The struggle to save Earth's largest life form
(Page 2 of 2)
But there may be limits to how broadly these results apply, others say. Even without pressure from climate change, reefs also face pressure from overfishing, farm and ranch runoff, and soil erosion.Skip to next paragraph
Subscribe Today to the Monitor
Last July, after several years of debate and negotiation, Australia's federal government took a significant step by declaring fully one-third of the reef a no-take zone - no fishing, capturing live fish, or collecting corals. Previously, no-take areas covered only about 5 percent of the reef.
At the same time, the state of Queensland adopted a program for reducing the silt and nutrients that flow onto the reef from rivers in the region. The silt can cut light and smother young coral before they can replenish a bleached area. The nutrients can lead to explosions of algae and Crown of Thorns starfish, which can turn healthy reefs into drab undersea barrens.
Having figured out the historical impact of silt from rivers (see story, below), an AIMS team is embarking on a five-year project to pin down more precisely the biological effects of the nutrients and soil across broader reaches of the reef system.
As these scientists head to the reef to get a better handle on the factors that determine the GBR's resilience, others are using those data to build models to forecast resilience.
For example, Scott Wooldridge is developing a "state of the reef" computer model at AIMS that will allow conservation managers to rank the resilience potential for different reefs or reef segments. The model has the potential for use worldwide.
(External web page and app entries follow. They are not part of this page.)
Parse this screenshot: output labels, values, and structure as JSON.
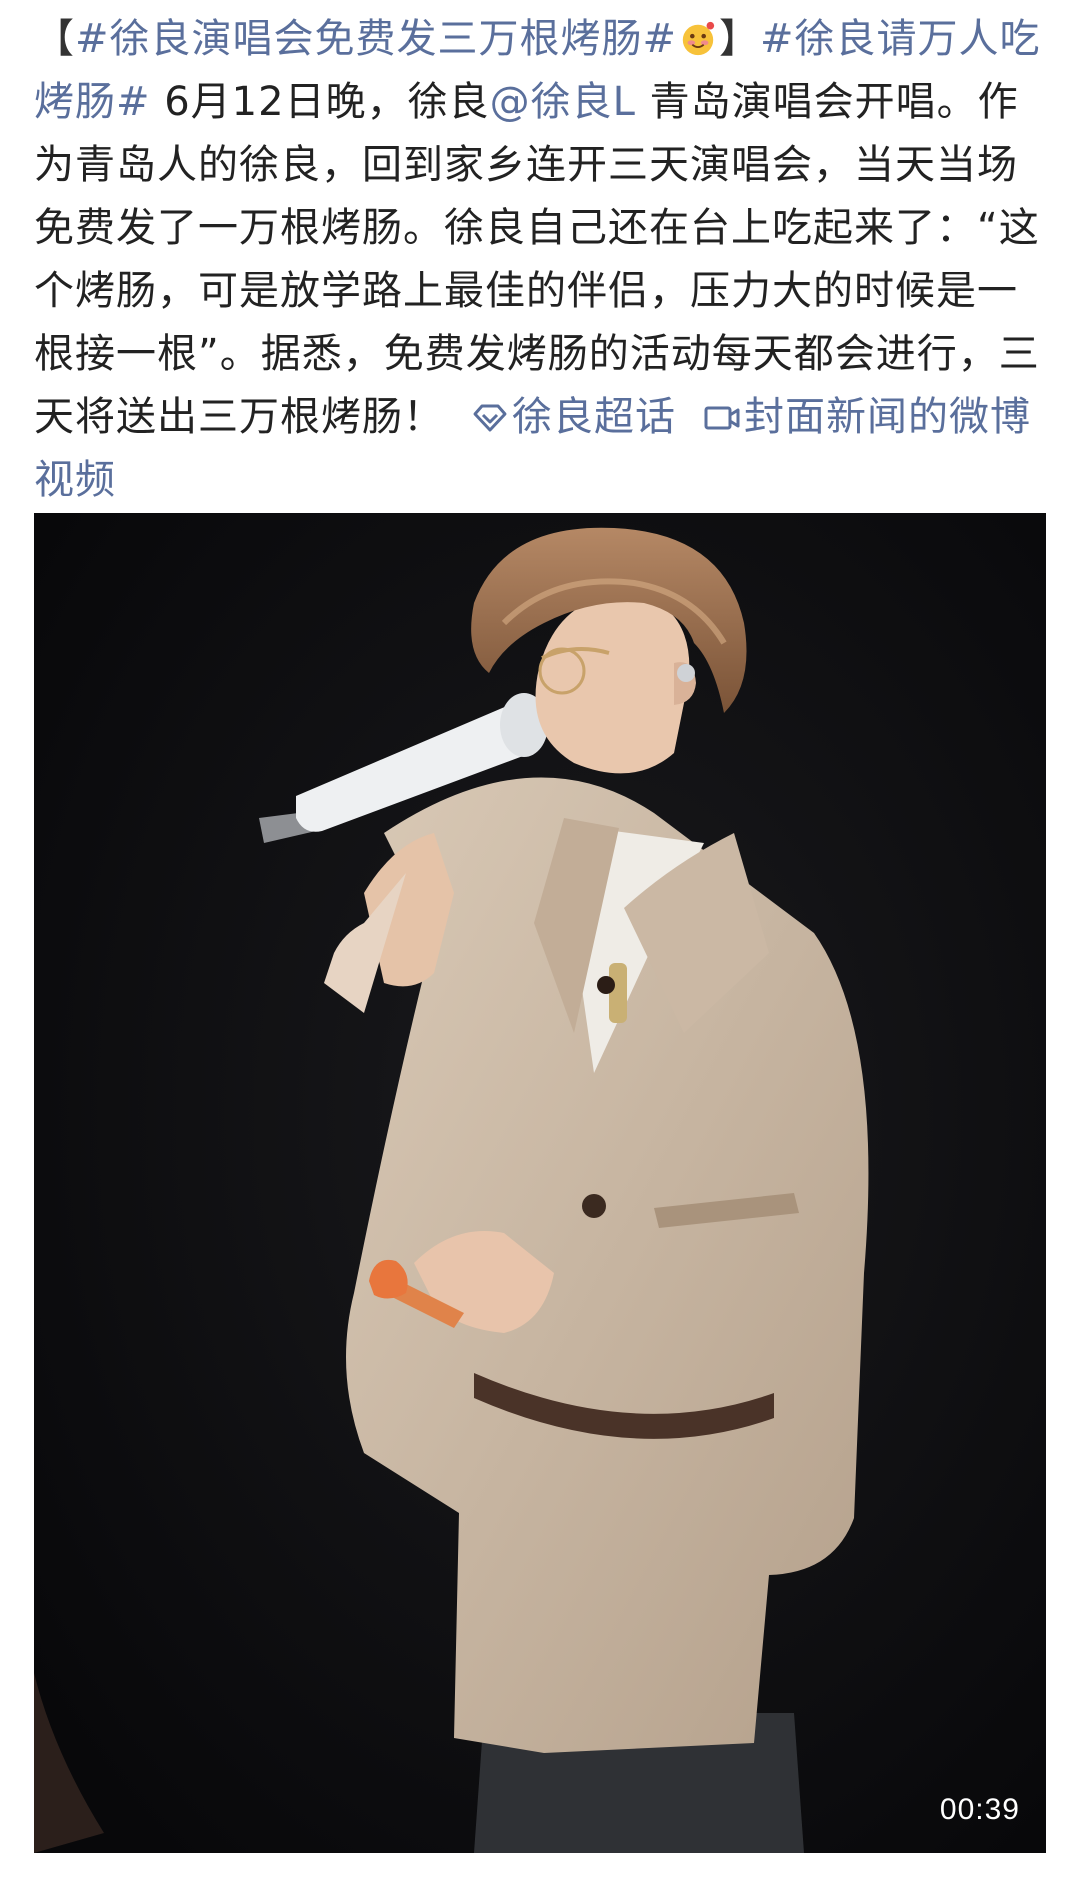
{
  "post": {
    "bracket_open": "【",
    "topic_1": "#徐良演唱会免费发三万根烤肠#",
    "bracket_close": "】",
    "topic_2": "#徐良请万人吃烤肠#",
    "text_1": " 6月12日晚，徐良",
    "mention": "@徐良L",
    "text_2": " 青岛演唱会开唱。作为青岛人的徐良，回到家乡连开三天演唱会，当天当场免费发了一万根烤肠。徐良自己还在台上吃起来了：“这个烤肠，可是放学路上最佳的伴侣，压力大的时候是一根接一根”。据悉，免费发烤肠的活动每天都会进行，三天将送出三万根烤肠！",
    "super_topic_link": "徐良超话",
    "video_link": "封面新闻的微博视频",
    "emoji": "smiling-face-emoji",
    "link_color": "#5a6f9c"
  },
  "video": {
    "duration": "00:39",
    "thumbnail": "singer-on-stage-with-microphone-and-sausage"
  }
}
So far, he's included three elements: adequate levels of grazing fish on the reef to keep algae at bay, water quality, and increased heat- tolerance among coral - which he acknowledges is the weakest link in the chain in terms of biological research.
The model points to some disturbing results. Australia - and specifically, the Great Barrier Reef Marine Park Authority - may have chosen the wrong approach when it set up its no-take areas, he says.
His preliminary results suggest that the northern third of the reef probably should get the most conservation attention. The park agency, by contrast, set aside ecologically representative areas scattered throughout the reef. That made sense at the time, Dr. Wooldridge says, given what scientists then knew. But the northern segment is more pristine and faces fewer stresses because fewer people live and visit there. While it will likely feel the bleaching effects of climate change more strongly at first than reef sections farther south, it still stands a good chance of surviving. Thus it will be able to provide the larvae that will ride prevailing currents south to reseed portions of the reef that are under greater multiple stresses.
It's a controversial notion, Wooldridge acknowledges, and calls into question the strategy over which the government spent so much time and political capital.
"With proper management, you can still have a viable reef by 2050," he says. "But the implications are that we need to conserve more in the north."
To persuade people to protect the environment, scientists' future projections can fall short. Often they need to tease out clues from the past.
As Queensland was debating whether to protect the Great Barrier Reef by restricting river runoff, coral researchers could point to historical records - not to mention contemporary recollections - that the state's rivers had grown more silt-filled since European settlement, threatening the reef. But they had very little data to back it up. "We knew things were happening," says Malcolm McCulloch, a geochemist here at Australia National University. "But we didn't know the true scale of what went out to the reef."
In what many here see as a seminal piece of sleuthing, Dr. McCulloch and colleagues from the Australian Institute of Marine Science took core samples of coral, which develop annual growth bands like trees. Looking for chemical signatures of soil run-off, particularly the element barium, they found that from 1750 to about 1870, sediments from the Burdekin River - the country's second largest when it floods - reached the inner portions of the reef "only occasionally." After about 1870, the amount of soil disgorged to the inner reef grew five- to 10-fold as land upriver was cleared for ranching and grazing began.
Queensland passed runoff regulations last year.